Focusing next on the PECRs, the OFT reminds us that consumers must be informed when a tracking system collects information about them and given an opportunity to refuse their continued use.
Self regulation emphasis
So having noted no major groundswell of consumer anxiety over the practice, the Study falls back on self regulation of OBA on an opt out basis as its strongest recommendation at this time, the threat being as ever that if this does not work and consumer unease mounts, further legal controls may be wheeled out.
The self regulation given most encouragement is that offered by the Internet Advertising Bureau and its opt out- based Good Practice Principles for OBA. However the OFT is concerned about transparency and the IAB's reliance on privacy policies when the latter are clearly only read by 10% of web surfers and never read by 50% of them.
The OFT therefore encourages the IAB to enhance awareness by (1) developing "clear and notices (sic) alongside adverts" (as per the "i" icon trial currently being launched in the USA and reported in marketinglaw.co.uk) and (2) pushing for practices that make opting out easier.
Why this matters:
Although the OFT Study is an enlightening summary of the practice of OBA and relevant legal and regulatory concerns at the start of the second decade of the 21st century, those looking for a tough, sabre-rattling stance from the OFT will have been disappointed.
To put it another way, Phil Lee, lead author of Osborne Clarke's second international OBA law survey Report available also on marketinglaw.co.uk, comments as follows:

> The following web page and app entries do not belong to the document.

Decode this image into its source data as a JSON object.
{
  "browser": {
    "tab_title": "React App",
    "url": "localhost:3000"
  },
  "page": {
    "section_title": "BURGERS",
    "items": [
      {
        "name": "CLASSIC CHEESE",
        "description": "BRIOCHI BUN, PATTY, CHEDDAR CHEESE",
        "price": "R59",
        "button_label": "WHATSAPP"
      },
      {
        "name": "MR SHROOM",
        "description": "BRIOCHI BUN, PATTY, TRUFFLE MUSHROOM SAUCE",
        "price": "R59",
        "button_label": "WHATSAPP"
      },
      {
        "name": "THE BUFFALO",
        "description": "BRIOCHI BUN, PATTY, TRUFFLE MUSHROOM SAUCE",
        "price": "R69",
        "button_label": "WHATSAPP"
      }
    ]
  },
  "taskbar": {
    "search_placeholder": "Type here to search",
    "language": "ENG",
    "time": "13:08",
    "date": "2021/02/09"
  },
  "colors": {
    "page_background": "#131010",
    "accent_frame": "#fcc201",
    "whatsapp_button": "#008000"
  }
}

"The OFT's report suggests that, by and large, most consumers are either in favour of or unconcerned by online targeted advertising, mirroring findings of Osborne Clarke's own recently-published global OBA report. However, while the OFT supports the IAB's welcome efforts to educate consumers and promote effective self-regulation, it has said that more needs to be done to enhance consumer transparency and to hold non-compliant advertisers to account. In effect, it has drawn a line in the sand and warned that advertisers who cross this line can expect to feel the OFT's enforcement wrath."